■ Exercise details ■
In the entries below, find the lines with the word "this" and copy them.

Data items
• • • • •
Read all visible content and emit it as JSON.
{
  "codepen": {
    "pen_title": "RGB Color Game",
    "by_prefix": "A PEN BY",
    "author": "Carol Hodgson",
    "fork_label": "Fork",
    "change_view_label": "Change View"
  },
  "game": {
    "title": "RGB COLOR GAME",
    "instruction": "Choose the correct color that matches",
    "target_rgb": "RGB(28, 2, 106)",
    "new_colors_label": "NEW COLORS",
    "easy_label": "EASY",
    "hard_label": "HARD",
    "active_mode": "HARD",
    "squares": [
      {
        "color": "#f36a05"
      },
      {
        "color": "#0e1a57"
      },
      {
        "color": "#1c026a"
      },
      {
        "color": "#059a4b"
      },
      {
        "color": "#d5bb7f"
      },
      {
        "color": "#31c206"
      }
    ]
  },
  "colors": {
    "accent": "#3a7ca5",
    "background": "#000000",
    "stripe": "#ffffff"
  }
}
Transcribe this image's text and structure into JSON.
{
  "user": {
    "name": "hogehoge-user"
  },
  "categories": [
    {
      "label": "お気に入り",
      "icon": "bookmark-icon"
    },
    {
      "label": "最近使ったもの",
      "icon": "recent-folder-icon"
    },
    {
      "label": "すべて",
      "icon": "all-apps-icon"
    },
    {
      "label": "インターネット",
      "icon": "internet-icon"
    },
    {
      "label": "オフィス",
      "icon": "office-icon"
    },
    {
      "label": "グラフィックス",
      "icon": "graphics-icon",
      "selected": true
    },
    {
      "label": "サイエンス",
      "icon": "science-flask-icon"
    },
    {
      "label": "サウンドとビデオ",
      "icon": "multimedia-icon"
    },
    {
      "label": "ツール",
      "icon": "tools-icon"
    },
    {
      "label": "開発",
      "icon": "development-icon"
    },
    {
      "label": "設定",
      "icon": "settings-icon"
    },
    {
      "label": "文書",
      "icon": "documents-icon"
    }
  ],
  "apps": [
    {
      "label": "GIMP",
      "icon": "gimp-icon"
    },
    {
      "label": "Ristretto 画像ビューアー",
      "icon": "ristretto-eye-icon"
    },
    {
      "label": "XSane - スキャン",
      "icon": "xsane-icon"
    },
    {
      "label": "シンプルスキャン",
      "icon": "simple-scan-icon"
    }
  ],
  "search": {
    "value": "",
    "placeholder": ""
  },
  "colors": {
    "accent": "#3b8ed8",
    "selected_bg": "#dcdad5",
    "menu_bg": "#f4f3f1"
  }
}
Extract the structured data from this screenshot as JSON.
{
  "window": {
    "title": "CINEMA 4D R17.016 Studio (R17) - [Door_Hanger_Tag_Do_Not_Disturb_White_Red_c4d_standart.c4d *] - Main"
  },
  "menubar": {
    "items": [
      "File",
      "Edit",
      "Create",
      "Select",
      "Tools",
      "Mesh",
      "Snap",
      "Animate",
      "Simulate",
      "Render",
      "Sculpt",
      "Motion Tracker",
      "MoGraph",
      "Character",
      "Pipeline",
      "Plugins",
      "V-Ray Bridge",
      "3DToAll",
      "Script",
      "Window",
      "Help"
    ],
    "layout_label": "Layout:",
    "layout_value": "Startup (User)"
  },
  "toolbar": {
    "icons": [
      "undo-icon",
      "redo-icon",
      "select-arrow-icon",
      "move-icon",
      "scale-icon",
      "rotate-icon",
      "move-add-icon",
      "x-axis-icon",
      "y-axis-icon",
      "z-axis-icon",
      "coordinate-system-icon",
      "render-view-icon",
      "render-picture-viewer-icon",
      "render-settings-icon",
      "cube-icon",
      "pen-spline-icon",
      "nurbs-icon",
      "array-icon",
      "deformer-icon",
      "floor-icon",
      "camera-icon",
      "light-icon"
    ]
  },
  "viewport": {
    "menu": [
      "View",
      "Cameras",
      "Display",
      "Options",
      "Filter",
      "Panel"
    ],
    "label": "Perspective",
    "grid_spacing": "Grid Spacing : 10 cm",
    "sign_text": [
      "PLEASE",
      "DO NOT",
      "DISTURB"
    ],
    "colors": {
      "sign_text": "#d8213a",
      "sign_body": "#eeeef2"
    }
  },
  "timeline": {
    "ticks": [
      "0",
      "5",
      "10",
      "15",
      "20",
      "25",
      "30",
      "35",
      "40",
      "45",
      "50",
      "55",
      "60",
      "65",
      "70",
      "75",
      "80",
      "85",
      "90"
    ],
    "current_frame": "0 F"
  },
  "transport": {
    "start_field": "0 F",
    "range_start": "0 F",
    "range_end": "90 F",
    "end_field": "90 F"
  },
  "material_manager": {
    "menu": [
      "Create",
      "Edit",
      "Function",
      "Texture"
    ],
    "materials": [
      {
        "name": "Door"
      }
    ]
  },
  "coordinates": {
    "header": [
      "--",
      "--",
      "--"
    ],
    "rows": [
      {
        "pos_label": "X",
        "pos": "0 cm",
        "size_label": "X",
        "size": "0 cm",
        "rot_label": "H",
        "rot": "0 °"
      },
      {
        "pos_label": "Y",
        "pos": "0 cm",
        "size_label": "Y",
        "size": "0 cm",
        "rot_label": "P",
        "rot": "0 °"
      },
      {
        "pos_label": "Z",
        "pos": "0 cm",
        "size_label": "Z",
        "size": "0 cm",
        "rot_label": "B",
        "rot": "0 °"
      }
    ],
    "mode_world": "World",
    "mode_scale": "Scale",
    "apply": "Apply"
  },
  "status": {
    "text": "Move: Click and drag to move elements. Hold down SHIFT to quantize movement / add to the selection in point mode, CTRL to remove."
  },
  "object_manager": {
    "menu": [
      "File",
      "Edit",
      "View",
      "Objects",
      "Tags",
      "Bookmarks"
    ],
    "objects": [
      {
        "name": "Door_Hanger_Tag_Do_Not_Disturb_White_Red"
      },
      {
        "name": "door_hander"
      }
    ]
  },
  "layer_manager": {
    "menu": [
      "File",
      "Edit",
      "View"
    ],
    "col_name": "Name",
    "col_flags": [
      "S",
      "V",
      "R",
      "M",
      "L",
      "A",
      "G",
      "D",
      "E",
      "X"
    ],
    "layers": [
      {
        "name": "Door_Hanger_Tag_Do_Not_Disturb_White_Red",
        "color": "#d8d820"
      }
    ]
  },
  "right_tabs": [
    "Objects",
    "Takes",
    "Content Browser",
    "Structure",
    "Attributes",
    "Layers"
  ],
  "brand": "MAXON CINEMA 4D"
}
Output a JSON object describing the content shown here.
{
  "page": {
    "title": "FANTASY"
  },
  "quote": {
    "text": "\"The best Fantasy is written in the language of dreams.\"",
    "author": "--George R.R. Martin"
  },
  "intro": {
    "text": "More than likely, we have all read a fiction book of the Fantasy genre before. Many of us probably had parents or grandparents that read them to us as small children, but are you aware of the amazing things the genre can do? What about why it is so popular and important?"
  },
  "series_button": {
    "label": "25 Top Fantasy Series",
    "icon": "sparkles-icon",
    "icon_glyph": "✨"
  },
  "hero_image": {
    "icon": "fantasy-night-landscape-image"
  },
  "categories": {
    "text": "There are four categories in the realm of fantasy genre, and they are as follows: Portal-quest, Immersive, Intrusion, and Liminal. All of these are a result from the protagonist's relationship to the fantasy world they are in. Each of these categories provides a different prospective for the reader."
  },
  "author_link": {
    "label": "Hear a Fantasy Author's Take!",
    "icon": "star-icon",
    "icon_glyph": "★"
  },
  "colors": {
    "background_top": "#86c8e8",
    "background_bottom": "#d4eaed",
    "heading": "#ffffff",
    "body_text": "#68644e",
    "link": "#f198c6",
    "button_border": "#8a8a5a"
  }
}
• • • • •
■ Written reply ■
Transcribe this image's text and structure into JSON.
Extract the structured data from this screenshot as JSON.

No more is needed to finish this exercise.